Feline Hyperthyroidism

Feline Hyperthyroidism is a commonly seen disease. By definition, Hyperthyroidism is when the thyroid glands are overactive and producing an excessive amount of thyroid hormone. Most affected cats are brought in when they are eating ravenously but seem to be losing weight.

Some owners will also notice their cat being more vocal. Other clinical signs can include a dull/flaky coat, hyperactivity, and intermittent vomiting/diarrhea. When a cat is brought in with one or more of the above concerns and the vet is doing a physical exam, they may feel the thyroid gland (which is located on the underside of their neck) for any abnormalities. Their heart may have an increased rate as thyroid hormones stimulate a faster rate.

The only way to definitively diagnose Hyperthyroidism is by running bloodwork.  When the Veterinarian recommends bloodwork, they will likely want to run a panel that will show more than just the T4 to rule out any other conditions. An animal with Hyperthyroidism will usually have an elevated T4 on their bloodwork. Once the veterinarian has this diagnostic information, they will discuss treatment options.

The gold standard treatment option for Feline Hyperthyroidism is iodine therapy given by injection. The cat is given a dose of radioactive iodine and kept quarantined in the hospital for a short period of time afterwards. Radioactive iodine treatment cures ~90% of cats. There is a thorough screening process for a cat to ensure that they are an ideal candidate for iodine therapy. If there are other underlying health concerns, medical management may be an ideal option.

One of the easiest options is a diet made by Hills called Y/D. The thyroid needs iodine to function, so this diet helps decrease T4 production by having a limited amount of iodine. To work effectively, Y/D must be the only thing that the pet consumes- no additional treats, water additives, food scraps, etc. Y/D may not be an option in a multi-cat/pet household. Improvement can be seen as soon as 3 weeks after a strict diet. If the Y/D is not a suitable option, owners may opt to use medication. The medication we use is typically in pill form and given twice per day. For picky cats, the medication can be compounded into a liquid or chewable tablet.

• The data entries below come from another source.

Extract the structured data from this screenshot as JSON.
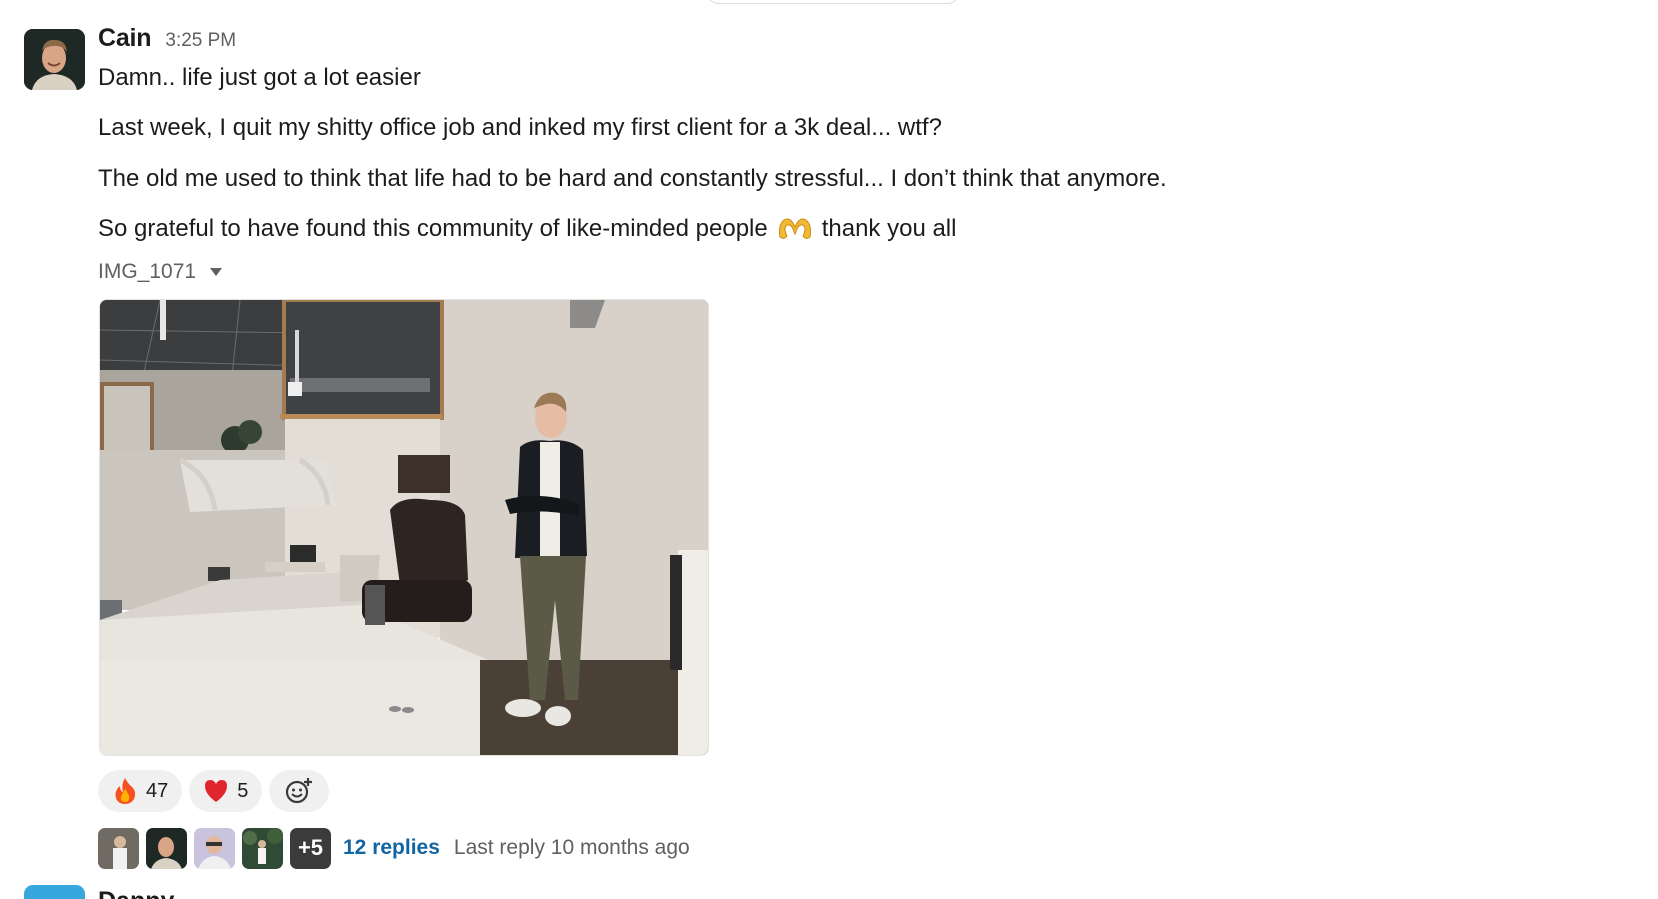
{
  "message": {
    "author": "Cain",
    "time": "3:25 PM",
    "lines": [
      "Damn.. life just got a lot easier",
      "Last week, I quit my shitty office job and inked my first client for a 3k deal... wtf?",
      "The old me used to think that life had to be hard and constantly stressful... I don’t think that anymore.",
      "So grateful to have found this community of like-minded people"
    ],
    "line4_suffix": "thank you all",
    "attachment_name": "IMG_1071"
  },
  "reactions": [
    {
      "emoji": "fire-icon",
      "count": "47"
    },
    {
      "emoji": "red-heart-icon",
      "count": "5"
    }
  ],
  "thread": {
    "more_count": "+5",
    "replies_label": "12 replies",
    "last_reply": "Last reply 10 months ago"
  },
  "next_message": {
    "author": "Danny Ploughman"
  },
  "colors": {
    "link": "#1264a3",
    "muted": "#616061",
    "reaction_bg": "#f0f0f0"
  }
}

Follow up appointments are a crucial component of managing a cat’s Hyperthyroidism. After starting medication, the vet will need to know if the T4 level has come down. Typically this follow-up bloodwork is done 4 weeks after getting medication consistently. Although a cat’s symptoms may seem to be resolved, it is not definitive without the bloodwork. A pet’s symptoms may resolve yet their T4 may still be elevated, or could be overcorrected by the medication and a dose may need to be adjusted. Once Feline Hyperthyroidism is under management, other health concerns that were hidden may be unmasked. Annual exams will need to be done as they are required to continue prescribing any medication. Bloodwork is also recommended to be done every 6-12 months to monitor any changes and ensure that we are always in the therapeutic range with the medication.

Of course, each pet is unique in their own way and individual treatment plans are made to suit each pet’s needs. If your cat is behaving abnormally, be sure to book an appointment with your veterinarian so that if there are any underlying concerns, they can be addressed and treated as soon as possible.

For more information please visit: www.usask.ca

Written by Liz Espejo, RAHT